The securities market regulator SEBI has proposed relaxed norms for its separate platform to allow startups to list in the country. It has called for a much lower lock-in period for shares held by promoters and other investors compared with conventional three-year period, restricted the platform to tech companies and said this would be only open to investors with larger investment appetite.
SEBI has proposed that the new platform for raising money within the country will be initially made applicable to companies which are in the area of software product development and e-commerce. However, it kept a window open by adding that it can also include new-age companies having innovative business models.
The market regulator said it would be akin to a modified institutional trading platform with capital raising allowed with certain modifications in the current regulatory framework that may include relaxation on restriction of fundraising, minimum investment from certain category of investors, etc.
It would allow two categories of investors—qualified institutional buyers (QIB) and non-institutional investors (NII). SEBI has proposed that family trusts may also be allowed to apply under the QIB category.
Indeed, family offices, which manage private investible corpus of business houses, have been an active source of venture capital money and this shall provide a channel for them to participate in startups even as they go public in the new platform. But on the flip side, SEBI has added a rider that such family trusts would need to register themselves under its AIF norms.
Allotment to QIBs may be on a discretionary basis whereas to NIIs it shall be on proportionate basis. Allocation between the two categories shall be in the ratio of 75 per cent and 25 per cent, respectively. SEBI has added that any under subscription in NII category shall be available to QIB category and QIB shall be allotted more than 5 per cent of the issue size.
The minimum application size in case of such issues shall be Rs 10 lakh and the minimum number of allottees in such issues shall be 500.

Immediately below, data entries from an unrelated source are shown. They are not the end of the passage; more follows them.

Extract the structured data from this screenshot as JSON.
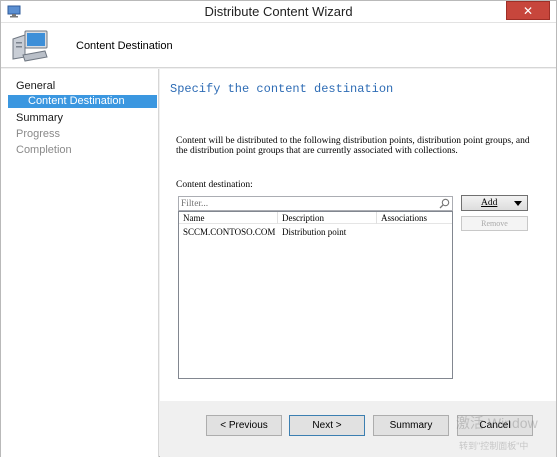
{
  "window": {
    "title": "Distribute Content Wizard",
    "close_label": "✕"
  },
  "header": {
    "title": "Content Destination",
    "icon": "computer-monitor-icon"
  },
  "nav": {
    "items": [
      {
        "label": "General",
        "state": "normal"
      },
      {
        "label": "Content Destination",
        "state": "selected"
      },
      {
        "label": "Summary",
        "state": "normal"
      },
      {
        "label": "Progress",
        "state": "disabled"
      },
      {
        "label": "Completion",
        "state": "disabled"
      }
    ]
  },
  "main": {
    "heading": "Specify the content destination",
    "description": "Content will be distributed to the following distribution points, distribution point groups, and the distribution point groups that are currently associated with collections.",
    "destination_label": "Content destination:",
    "filter_placeholder": "Filter...",
    "filter_icon": "search-icon",
    "add_label": "Add",
    "remove_label": "Remove",
    "table": {
      "columns": [
        "Name",
        "Description",
        "Associations"
      ],
      "rows": [
        [
          "SCCM.CONTOSO.COM",
          "Distribution point",
          ""
        ]
      ]
    }
  },
  "footer": {
    "previous_label": "< Previous",
    "next_label": "Next >",
    "summary_label": "Summary",
    "cancel_label": "Cancel"
  },
  "overlay": {
    "watermark_line1": "激活 Window",
    "watermark_line2": "转到\"控制面板\"中"
  },
  "colors": {
    "accent": "#3b97e0",
    "heading": "#2e6cb5",
    "close": "#c7463c"
  }
}
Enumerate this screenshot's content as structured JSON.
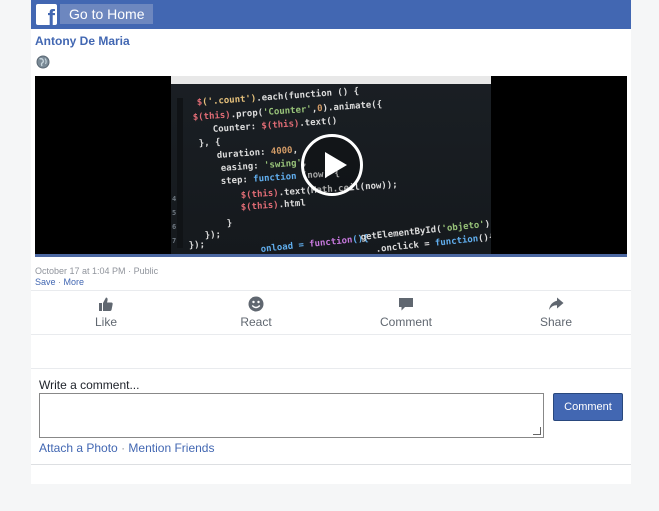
{
  "topbar": {
    "home_label": "Go to Home"
  },
  "post": {
    "author": "Antony De Maria",
    "timestamp": "October 17 at 1:04 PM",
    "privacy": "Public",
    "save_label": "Save",
    "more_label": "More"
  },
  "actions": [
    {
      "label": "Like",
      "icon": "thumbs-up-icon"
    },
    {
      "label": "React",
      "icon": "smiley-icon"
    },
    {
      "label": "Comment",
      "icon": "speech-bubble-icon"
    },
    {
      "label": "Share",
      "icon": "share-arrow-icon"
    }
  ],
  "comment": {
    "prompt": "Write a comment...",
    "button_label": "Comment",
    "attach_label": "Attach a Photo",
    "mention_label": "Mention Friends"
  },
  "colors": {
    "brand": "#4267b2",
    "muted": "#90949c",
    "icon": "#606770"
  }
}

SEBI said the startups using the proposed alternative capital raising platform shall be listed on it for a period of at least one year, post which they can migrate to main board subject to compliance with eligibility requirements.
Another important relaxation would be in the share lock-in period. Currently for firms listing on the main bourses, promoters have a three-year lock-in up to a minimum threshold and beyond that a one-year lock-in. For other shareholders, the lock-in is one year. SEBI has proposed to have a uniform six-month share lock-in post issue for those listing in the platform.
The minimum trading lot on the said platform shall be of Rs 5 lakh while the minimum initial investment shall be Rs 10 lakh, thereby restricting it to larger investors to take into account the higher risk factors.
However, to provide for a route for sale of shares converted from employee stock options, it said the threshold limit on trading lot may be lowered for sale of shares by the employees.
Moreover, for venture capital and private equity firms which are required under the SEBI (Alternative Investment Funds) Regulations, 2012 to invest a certain minimum amount in unlisted securities, investment in shares of companies listed on this platform may be treated as investment in ‘unlisted securities’ for the purpose of calculation of the investment limits.
SEBI said the platform would be restricted to firms in the knowledge-based technology sector, where no person (individually or collectively with persons acting in concert) holds 25 per cent or more of the pre-issue share capital. This could prove critical and a dampener as usually startup co-founders own over 25 per cent each with most owning a majority stake.
SEBI has asked for public comments on its proposals by April 20.
Click here for the full draft proposals.
(Edited by Joby Puthuparampil Johnson)